by Nancy Christofferson
HUERFANO- It’s that time of year again – back to school days. It’s often to the relief of parents, and to the chagrin of children, but school attendance is mandatory for certain ages nowadays.
It has not always been so. The annual school census taken by the county superintendent of schools to submit to the state board of education often found hundreds of children of school age who were not enrolled in any school, and may never have been. As late as 1957, for instance, there were 2,682 children between the ages of six and 16, and only 1,522 were enrolled in a school. At the time, Huerfano County had 18 public schools, including Walsenburg and La Veta, employing 94 teachers. The statistics do not include numbers from St. Mary Parochial School, just public schools.
Just five years earlier, in 1952, there were 24 operating school districts in Huerfano County. The following year this dropped to 16 and then to 12 in 1956. Whether a rural school opened for a year depended entirely upon how many children were in the district. The entire district school might include just two families worth of children, and if a family with seven kids moved away, well, there went that school.
The 12 school districts of 1956 had dropped from 55. Rural schools were everywhere in the early days, and they had to be, in those pre-school bus days. There were schools in places where there are no places anymore, from remote canyons in the foothills to the flats in the eastern part of the county. Not all of these districts had operating schools as a result of declining enrollment.
Some of Huerfano’s rural schools were only open in the summer. The school year might be three months, or four, depending on the financial status of the parents in the district. When funds ran out, the school closed. The good thing about short terms was that really good teachers, such as J.B.N. Valdez or Casimiro Cruz, could teach nearly year round by moving from community to community. The bad thing about the arrangement was that some students, those with parents who lived in the city in the winter and on the farm in the summer until harvest, had to go to school nearly year round.
The schools also varied wildly in size. There were many one-room schoolhouses, and the enrollment might be 10 or 70, all in together. And, yes, even with 70 students, one teacher would be in charge. Other rural schools had multiple teachers, in two or three rooms. Some districts had two or three small schools. The poorer districts had no textbooks, and relied on a county-wide lending library.
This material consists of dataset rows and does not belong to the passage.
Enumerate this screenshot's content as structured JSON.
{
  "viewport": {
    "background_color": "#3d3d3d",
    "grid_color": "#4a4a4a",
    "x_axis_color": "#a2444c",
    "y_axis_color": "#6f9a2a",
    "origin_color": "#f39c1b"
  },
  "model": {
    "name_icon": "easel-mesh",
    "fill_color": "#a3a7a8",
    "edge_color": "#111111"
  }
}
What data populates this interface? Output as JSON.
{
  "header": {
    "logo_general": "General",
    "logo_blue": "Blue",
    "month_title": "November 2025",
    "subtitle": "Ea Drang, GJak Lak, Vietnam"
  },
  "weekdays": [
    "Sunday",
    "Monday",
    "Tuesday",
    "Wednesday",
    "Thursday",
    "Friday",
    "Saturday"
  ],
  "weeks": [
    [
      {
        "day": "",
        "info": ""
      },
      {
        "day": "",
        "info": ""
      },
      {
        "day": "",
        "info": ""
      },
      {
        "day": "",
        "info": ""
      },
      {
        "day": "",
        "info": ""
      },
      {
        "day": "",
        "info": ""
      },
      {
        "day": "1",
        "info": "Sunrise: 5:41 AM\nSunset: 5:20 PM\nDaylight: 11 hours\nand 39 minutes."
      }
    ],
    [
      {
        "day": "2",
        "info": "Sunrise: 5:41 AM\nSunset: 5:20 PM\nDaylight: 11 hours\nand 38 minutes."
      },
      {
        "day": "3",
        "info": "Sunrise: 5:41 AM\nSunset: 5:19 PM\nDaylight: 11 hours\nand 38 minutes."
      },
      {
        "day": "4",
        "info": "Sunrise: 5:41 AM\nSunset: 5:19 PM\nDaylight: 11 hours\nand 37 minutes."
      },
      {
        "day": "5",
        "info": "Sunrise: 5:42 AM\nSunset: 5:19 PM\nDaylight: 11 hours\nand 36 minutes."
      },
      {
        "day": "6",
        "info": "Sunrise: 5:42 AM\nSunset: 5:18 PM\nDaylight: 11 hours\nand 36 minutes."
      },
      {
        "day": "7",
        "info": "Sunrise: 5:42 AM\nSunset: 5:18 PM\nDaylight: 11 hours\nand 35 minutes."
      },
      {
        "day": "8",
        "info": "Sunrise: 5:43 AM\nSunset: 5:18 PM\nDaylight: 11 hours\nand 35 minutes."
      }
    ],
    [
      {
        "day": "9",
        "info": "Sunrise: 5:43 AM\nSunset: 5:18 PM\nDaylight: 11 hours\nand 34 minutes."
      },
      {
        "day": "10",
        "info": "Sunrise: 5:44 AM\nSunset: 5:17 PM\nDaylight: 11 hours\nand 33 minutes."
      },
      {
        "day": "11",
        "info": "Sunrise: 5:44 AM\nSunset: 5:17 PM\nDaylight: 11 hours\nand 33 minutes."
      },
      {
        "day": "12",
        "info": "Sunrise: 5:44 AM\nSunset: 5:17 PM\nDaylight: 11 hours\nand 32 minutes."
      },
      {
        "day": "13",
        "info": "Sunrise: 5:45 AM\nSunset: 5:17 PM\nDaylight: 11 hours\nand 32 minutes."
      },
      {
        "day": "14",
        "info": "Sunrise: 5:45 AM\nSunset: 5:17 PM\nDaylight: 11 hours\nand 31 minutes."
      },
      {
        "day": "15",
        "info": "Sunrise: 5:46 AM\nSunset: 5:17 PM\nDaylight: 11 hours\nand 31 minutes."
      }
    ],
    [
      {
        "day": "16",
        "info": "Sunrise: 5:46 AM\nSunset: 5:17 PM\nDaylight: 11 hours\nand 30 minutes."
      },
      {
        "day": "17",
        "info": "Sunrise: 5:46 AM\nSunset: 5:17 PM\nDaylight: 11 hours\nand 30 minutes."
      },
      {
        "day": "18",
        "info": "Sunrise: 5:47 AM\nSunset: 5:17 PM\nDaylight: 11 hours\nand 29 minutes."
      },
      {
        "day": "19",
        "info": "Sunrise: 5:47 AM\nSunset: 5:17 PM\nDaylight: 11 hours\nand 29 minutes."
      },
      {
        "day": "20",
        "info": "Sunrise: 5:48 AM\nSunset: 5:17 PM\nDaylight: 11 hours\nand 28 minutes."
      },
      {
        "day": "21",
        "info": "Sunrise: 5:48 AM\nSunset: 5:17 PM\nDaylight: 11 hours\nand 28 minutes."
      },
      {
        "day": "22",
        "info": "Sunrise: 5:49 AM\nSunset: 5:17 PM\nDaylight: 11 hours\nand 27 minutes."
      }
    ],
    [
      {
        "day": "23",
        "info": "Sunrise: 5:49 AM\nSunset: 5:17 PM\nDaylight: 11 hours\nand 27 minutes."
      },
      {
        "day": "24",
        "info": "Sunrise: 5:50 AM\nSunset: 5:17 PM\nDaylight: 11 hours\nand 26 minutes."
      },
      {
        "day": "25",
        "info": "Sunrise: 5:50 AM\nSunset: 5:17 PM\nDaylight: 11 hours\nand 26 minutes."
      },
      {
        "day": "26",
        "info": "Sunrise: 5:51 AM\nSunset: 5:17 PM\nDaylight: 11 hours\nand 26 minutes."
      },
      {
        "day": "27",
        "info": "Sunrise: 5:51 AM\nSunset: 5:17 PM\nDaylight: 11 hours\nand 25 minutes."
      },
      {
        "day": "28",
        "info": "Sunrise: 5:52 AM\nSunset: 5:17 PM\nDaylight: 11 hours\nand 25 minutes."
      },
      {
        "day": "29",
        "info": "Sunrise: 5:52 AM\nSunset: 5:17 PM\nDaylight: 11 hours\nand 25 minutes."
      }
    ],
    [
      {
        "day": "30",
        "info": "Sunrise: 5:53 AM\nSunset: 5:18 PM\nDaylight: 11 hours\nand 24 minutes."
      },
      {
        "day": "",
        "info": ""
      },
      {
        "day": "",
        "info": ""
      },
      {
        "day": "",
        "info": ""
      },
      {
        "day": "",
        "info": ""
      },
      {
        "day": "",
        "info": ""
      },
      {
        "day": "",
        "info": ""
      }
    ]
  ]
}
In 1946 there were 49 districts, 107 teachers and an average daily attendance of 1,810. The census showed the county had 4,273 school age children. The same year the state welfare department made it mandatory for schools to provide students with a hot lunch program. The hot lunches were yet another innovation stemming from the Works Progress Administration of the late ‘30s, along with the penny milk program. Much of the menu for the lunches came from the commodity warehouses that supplied the underprivileged. At that late date, three of the rural schoolhouses still had no electricity or water.
The annual school census in 1949 showed 1,909 boys and 1,807 girls were regularly attending school, of 3,716 of school age. More than 2,000 of these children were in Walsenburg. That fall, 13 of the rural schools decided to bus their students to the city for classes, and closed their rural schools. Thirty rural schools remained open. This was the first year that school consolidation was seriously considered.
In June 1949, a 15-member school reorganization committee was formed to make a plan. Floyd Murr was elected president. The committee suggested three districts – Walsenburg, Gardner, and La Veta.
Since the early 1900s, the only thing consolidated about the schools was the high schools. There were only two, Huerfano County High School in Walsenburg, and Union High School in La Veta. For a few years, branches of HCHS were operated in Gardner and Apache.
Special elections took place in 1951 in the districts to approve consolidation, and in most, the measure passed. Implementing that measure was the hard part. In 1958 the next step was naming the new districts, and they became R-1 and R-2. Gardner had been left out in the cold, having voted against three districts. The R stood for Reorganized.
The reorganization plan went into effect July 1, 1959. However, 12 rural schools remained open under the administration of Re-1. It was not until the mid-1960s when the last of the historic schoolhouses closed its doors forever.